Last night, Democratic Sen. Kay Hagan duked it out with Republican Thom Tillis duked it out again in a debate hosted by ABC News’ George Stephanopoulos. It was the same as first bout between the two sides in this race. ISIS, immigration, health care, and common core were some of the main issues debated between Tillis ad Hagan, but Tillis seemed more prepared this time.
Hagan’s opening salvo slammed Tillis for putting the wealthy and big corporations first, gutting education, and dividing the state. Tillis went after Hagan again for being too close to the Obama administration.
On the issue of ISIS, Stephanopoulos asked Hagan if she supports Obama’s policy in dealing with this terrorist group and will it succeed. She said that the ISIS members are terrorists, they’ve attacked Americans, and our mission should be to eradicate these terrorists. Additionally, she said she supports airstrikes to take out weapons caches, ISIS training grounds, and arming and training the moderate Syrian rebels–and that all of this should be be done through a broad coalition; she hit Tillis for waffling and being “spineless” on these national security issues.
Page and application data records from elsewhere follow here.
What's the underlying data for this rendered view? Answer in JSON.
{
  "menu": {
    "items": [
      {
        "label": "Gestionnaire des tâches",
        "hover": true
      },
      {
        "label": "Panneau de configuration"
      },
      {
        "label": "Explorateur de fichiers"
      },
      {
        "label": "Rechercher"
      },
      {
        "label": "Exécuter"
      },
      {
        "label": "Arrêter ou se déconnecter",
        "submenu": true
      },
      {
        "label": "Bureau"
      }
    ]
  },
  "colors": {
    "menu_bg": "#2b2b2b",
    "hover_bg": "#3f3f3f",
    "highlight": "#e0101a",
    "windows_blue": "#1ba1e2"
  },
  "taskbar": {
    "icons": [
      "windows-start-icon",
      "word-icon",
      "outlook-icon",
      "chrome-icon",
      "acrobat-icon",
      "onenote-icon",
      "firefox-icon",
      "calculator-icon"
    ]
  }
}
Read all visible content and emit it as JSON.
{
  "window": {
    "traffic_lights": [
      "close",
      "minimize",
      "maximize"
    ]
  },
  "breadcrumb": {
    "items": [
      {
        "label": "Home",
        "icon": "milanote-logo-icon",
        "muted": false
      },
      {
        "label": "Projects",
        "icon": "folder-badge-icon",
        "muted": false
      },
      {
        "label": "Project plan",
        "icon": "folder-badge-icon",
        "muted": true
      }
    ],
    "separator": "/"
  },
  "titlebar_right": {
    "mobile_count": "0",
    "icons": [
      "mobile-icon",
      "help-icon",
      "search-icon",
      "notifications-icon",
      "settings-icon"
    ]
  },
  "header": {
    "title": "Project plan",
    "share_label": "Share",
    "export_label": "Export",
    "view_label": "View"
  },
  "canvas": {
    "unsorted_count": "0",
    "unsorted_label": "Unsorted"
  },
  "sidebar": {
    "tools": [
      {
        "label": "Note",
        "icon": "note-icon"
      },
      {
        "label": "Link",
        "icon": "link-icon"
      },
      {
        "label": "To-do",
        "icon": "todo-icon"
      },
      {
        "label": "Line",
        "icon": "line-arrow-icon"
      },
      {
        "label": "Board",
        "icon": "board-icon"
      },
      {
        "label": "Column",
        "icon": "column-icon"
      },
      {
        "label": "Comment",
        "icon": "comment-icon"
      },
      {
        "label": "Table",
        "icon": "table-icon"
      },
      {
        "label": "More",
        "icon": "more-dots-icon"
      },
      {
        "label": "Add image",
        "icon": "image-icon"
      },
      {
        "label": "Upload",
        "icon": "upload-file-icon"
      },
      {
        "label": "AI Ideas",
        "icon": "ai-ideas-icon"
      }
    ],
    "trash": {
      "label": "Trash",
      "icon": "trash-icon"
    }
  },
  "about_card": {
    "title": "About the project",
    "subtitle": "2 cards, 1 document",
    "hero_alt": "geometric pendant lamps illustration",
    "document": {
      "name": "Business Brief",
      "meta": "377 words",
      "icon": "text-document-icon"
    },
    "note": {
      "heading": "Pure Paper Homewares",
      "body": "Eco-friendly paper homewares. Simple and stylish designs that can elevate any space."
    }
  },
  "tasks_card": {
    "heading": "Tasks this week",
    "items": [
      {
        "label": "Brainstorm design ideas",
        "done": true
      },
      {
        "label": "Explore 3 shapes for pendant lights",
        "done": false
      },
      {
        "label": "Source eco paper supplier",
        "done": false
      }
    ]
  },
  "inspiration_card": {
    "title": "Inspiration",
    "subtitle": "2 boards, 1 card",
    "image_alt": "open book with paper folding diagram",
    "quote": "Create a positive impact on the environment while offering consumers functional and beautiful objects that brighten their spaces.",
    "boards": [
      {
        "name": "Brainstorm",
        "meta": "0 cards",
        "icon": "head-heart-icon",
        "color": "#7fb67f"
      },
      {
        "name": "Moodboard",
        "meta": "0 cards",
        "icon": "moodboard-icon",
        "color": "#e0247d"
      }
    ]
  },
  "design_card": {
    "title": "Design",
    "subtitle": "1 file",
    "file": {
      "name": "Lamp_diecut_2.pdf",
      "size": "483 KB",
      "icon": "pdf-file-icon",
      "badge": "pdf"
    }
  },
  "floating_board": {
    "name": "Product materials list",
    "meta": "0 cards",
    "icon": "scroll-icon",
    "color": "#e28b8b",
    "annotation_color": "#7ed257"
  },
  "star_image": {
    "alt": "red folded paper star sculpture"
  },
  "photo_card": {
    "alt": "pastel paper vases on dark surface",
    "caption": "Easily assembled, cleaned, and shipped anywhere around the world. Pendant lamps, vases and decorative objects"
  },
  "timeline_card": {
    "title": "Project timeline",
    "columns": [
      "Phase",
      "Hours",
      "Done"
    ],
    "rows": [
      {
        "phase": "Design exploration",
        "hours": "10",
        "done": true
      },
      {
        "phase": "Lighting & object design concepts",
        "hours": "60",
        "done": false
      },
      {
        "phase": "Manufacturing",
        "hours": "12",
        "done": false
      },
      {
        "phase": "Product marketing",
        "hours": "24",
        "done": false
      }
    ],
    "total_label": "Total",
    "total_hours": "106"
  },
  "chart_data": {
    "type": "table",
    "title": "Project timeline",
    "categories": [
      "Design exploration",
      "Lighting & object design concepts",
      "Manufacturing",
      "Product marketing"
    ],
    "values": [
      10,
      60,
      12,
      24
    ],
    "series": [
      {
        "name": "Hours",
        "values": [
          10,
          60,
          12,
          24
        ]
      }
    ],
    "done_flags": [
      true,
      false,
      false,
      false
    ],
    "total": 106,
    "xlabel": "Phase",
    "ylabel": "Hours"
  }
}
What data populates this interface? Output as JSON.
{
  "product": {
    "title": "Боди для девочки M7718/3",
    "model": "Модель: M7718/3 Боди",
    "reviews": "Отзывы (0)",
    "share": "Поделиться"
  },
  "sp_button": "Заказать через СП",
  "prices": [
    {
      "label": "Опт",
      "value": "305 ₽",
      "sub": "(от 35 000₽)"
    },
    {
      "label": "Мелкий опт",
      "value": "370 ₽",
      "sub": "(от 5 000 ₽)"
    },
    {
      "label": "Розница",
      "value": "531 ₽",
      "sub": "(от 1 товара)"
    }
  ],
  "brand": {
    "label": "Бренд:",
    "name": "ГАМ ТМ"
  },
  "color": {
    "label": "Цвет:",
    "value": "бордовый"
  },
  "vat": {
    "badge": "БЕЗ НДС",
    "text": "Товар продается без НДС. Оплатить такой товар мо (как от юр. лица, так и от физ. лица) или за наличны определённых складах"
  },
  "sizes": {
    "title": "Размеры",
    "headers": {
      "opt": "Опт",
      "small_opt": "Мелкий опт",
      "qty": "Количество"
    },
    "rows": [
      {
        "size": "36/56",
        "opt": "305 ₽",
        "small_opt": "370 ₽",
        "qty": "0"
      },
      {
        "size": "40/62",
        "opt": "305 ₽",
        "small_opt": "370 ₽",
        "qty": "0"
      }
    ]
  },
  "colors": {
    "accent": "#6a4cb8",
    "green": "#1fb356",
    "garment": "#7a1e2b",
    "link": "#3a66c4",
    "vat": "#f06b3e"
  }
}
And there’s the question?
What other policies does Hagan support and does she regret any votes she made in support of Obama’s policies? She has voted with the president 96 percent of the time. I’m guessing that Tillis’ folks saw the Elon poll that showed Obama is more of a liability for Hagan than Gov. McCrory is for Tillis. It’s an interesting fact since out of all the states Romney won in 2012; Obama’s approval rating was one of the highest in North Carolina.
One could conclude that the “Hagan=Obama” attacks had a ceiling, but Elon noted that her favorability dropped when Democrats, Republicans, and independents saw a photo with her and the president. Yet, this poll was comprised of registered voters, a sample of likely voters would have been more accurate.
Nevertheless, Hagan had a difficult time answering if Obama’s policies were on the ballot; she can thank the leader of her party who said last week, “Make no mistake: these policies are on the ballot. Every single one of them.” This was something the Hagan camp didn’t want going into what could be the final debate in this election between the senator and Tillis.
Even Time magazine noticed the Hagan-Obama baggage:
“A vote for Senator Hagan is a vote for President Obama’s failed policies,” Tillis said. With the trap set, Sen. Kay Hagan seemed to stumble into it. Asked to name an instance where she regretted a Congressional vote, after Tillis noted the Democrat has voted with Obama “96% of the time,” Hagan failed to come up with one. Tillis said this was proof that she was “proud” of voting with the President.
Back in January, Hagan ducked a question on whether Obama would hurt her chances of reelection.
On the other hand, Mr. Tillis encountered some trouble regarding Hagan’s questions over equal pay legislation. He said it’s best to enforce the current laws we have now that prevent gender-based wage discrimination, like the Equal Pay Act, instead of passing new regulations that will burden businesses. He also cited his working mother and grandmother, adding he knew his grandmother was being discriminated against when she had to work during the Depression era–and how that’s wrong. He also said his daughter, who is about to start nursing school, better be paid the same as a man with the same skill set in this field.
At least in theory, both Tillis and Hagan agree that women deserve equal pay for equal work.
Hagan said that that the Equal Pay Act hasn’t passed. Uh, actually it did; back in 1963. President Kennedy signed it into law.
While Hagan has a slight lead over Tillis, remaining “afloat” meant some serious cash needed to be injected into this race. So, while Democrats can see Hagan as holding the line, it’s also come at a considerable price.
Addendum: Big takeaway story from last night's debate was that Hagan admitted to skipping out on an Armed Services committee hearing to go fundraise.